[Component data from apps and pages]
————————

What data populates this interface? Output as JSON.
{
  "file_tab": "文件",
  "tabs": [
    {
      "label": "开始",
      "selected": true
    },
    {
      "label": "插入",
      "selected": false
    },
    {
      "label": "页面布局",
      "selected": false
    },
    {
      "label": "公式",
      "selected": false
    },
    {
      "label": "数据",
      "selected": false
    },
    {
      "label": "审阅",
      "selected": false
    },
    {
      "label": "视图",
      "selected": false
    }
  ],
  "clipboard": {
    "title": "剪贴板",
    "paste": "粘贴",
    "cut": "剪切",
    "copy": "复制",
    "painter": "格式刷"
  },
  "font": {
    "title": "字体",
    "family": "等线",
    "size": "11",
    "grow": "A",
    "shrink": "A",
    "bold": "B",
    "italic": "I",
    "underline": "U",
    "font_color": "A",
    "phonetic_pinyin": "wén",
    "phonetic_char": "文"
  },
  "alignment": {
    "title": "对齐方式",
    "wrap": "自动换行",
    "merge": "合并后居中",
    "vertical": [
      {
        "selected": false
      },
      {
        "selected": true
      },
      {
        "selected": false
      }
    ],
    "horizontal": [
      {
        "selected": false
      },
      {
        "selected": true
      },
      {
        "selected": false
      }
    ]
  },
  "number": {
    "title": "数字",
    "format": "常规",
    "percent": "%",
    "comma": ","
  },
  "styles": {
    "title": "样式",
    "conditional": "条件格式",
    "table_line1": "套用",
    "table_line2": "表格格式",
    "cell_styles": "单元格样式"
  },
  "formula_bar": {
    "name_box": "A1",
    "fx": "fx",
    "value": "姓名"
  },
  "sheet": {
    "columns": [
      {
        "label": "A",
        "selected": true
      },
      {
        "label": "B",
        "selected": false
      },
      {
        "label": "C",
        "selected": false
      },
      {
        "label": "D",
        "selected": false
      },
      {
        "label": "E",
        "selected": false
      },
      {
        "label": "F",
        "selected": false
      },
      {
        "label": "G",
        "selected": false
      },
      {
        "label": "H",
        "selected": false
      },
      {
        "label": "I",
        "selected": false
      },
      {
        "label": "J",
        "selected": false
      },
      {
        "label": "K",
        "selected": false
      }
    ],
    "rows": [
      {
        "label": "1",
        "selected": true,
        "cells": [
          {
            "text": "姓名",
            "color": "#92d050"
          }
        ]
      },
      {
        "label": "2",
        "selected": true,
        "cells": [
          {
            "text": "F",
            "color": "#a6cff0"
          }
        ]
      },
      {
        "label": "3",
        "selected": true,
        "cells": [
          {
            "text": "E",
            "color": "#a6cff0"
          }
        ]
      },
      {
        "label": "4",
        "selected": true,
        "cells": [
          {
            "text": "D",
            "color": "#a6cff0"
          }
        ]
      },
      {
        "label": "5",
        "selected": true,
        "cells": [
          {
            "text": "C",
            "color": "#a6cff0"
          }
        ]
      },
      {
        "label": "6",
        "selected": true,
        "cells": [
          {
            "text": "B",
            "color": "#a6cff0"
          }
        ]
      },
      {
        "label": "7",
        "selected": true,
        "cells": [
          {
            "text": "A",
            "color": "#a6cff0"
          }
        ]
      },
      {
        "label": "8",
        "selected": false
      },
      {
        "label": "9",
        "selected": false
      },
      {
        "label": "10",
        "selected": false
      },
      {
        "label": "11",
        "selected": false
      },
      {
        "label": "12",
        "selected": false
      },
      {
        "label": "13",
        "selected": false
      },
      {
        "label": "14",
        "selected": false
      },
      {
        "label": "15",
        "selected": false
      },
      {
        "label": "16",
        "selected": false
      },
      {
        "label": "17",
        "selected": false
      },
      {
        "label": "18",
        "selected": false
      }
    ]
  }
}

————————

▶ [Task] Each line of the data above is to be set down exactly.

▶ [Reply to the task]
What data populates this interface? Output as JSON.
{
  "file_tab": "文件",
  "tabs": [
    {
      "label": "开始",
      "selected": true
    },
    {
      "label": "插入",
      "selected": false
    },
    {
      "label": "页面布局",
      "selected": false
    },
    {
      "label": "公式",
      "selected": false
    },
    {
      "label": "数据",
      "selected": false
    },
    {
      "label": "审阅",
      "selected": false
    },
    {
      "label": "视图",
      "selected": false
    }
  ],
  "clipboard": {
    "title": "剪贴板",
    "paste": "粘贴",
    "cut": "剪切",
    "copy": "复制",
    "painter": "格式刷"
  },
  "font": {
    "title": "字体",
    "family": "等线",
    "size": "11",
    "grow": "A",
    "shrink": "A",
    "bold": "B",
    "italic": "I",
    "underline": "U",
    "font_color": "A",
    "phonetic_pinyin": "wén",
    "phonetic_char": "文"
  },
  "alignment": {
    "title": "对齐方式",
    "wrap": "自动换行",
    "merge": "合并后居中",
    "vertical": [
      {
        "selected": false
      },
      {
        "selected": true
      },
      {
        "selected": false
      }
    ],
    "horizontal": [
      {
        "selected": false
      },
      {
        "selected": true
      },
      {
        "selected": false
      }
    ]
  },
  "number": {
    "title": "数字",
    "format": "常规",
    "percent": "%",
    "comma": ","
  },
  "styles": {
    "title": "样式",
    "conditional": "条件格式",
    "table_line1": "套用",
    "table_line2": "表格格式",
    "cell_styles": "单元格样式"
  },
  "formula_bar": {
    "name_box": "A1",
    "fx": "fx",
    "value": "姓名"
  },
  "sheet": {
    "columns": [
      {
        "label": "A",
        "selected": true
      },
      {
        "label": "B",
        "selected": false
      },
      {
        "label": "C",
        "selected": false
      },
      {
        "label": "D",
        "selected": false
      },
      {
        "label": "E",
        "selected": false
      },
      {
        "label": "F",
        "selected": false
      },
      {
        "label": "G",
        "selected": false
      },
      {
        "label": "H",
        "selected": false
      },
      {
        "label": "I",
        "selected": false
      },
      {
        "label": "J",
        "selected": false
      },
      {
        "label": "K",
        "selected": false
      }
    ],
    "rows": [
      {
        "label": "1",
        "selected": true,
        "cells": [
          {
            "text": "姓名",
            "color": "#92d050"
          }
        ]
      },
      {
        "label": "2",
        "selected": true,
        "cells": [
          {
            "text": "F",
            "color": "#a6cff0"
          }
        ]
      },
      {
        "label": "3",
        "selected": true,
        "cells": [
          {
            "text": "E",
            "color": "#a6cff0"
          }
        ]
      },
      {
        "label": "4",
        "selected": true,
        "cells": [
          {
            "text": "D",
            "color": "#a6cff0"
          }
        ]
      },
      {
        "label": "5",
        "selected": true,
        "cells": [
          {
            "text": "C",
            "color": "#a6cff0"
          }
        ]
      },
      {
        "label": "6",
        "selected": true,
        "cells": [
          {
            "text": "B",
            "color": "#a6cff0"
          }
        ]
      },
      {
        "label": "7",
        "selected": true,
        "cells": [
          {
            "text": "A",
            "color": "#a6cff0"
          }
        ]
      },
      {
        "label": "8",
        "selected": false
      },
      {
        "label": "9",
        "selected": false
      },
      {
        "label": "10",
        "selected": false
      },
      {
        "label": "11",
        "selected": false
      },
      {
        "label": "12",
        "selected": false
      },
      {
        "label": "13",
        "selected": false
      },
      {
        "label": "14",
        "selected": false
      },
      {
        "label": "15",
        "selected": false
      },
      {
        "label": "16",
        "selected": false
      },
      {
        "label": "17",
        "selected": false
      },
      {
        "label": "18",
        "selected": false
      }
    ]
  }
}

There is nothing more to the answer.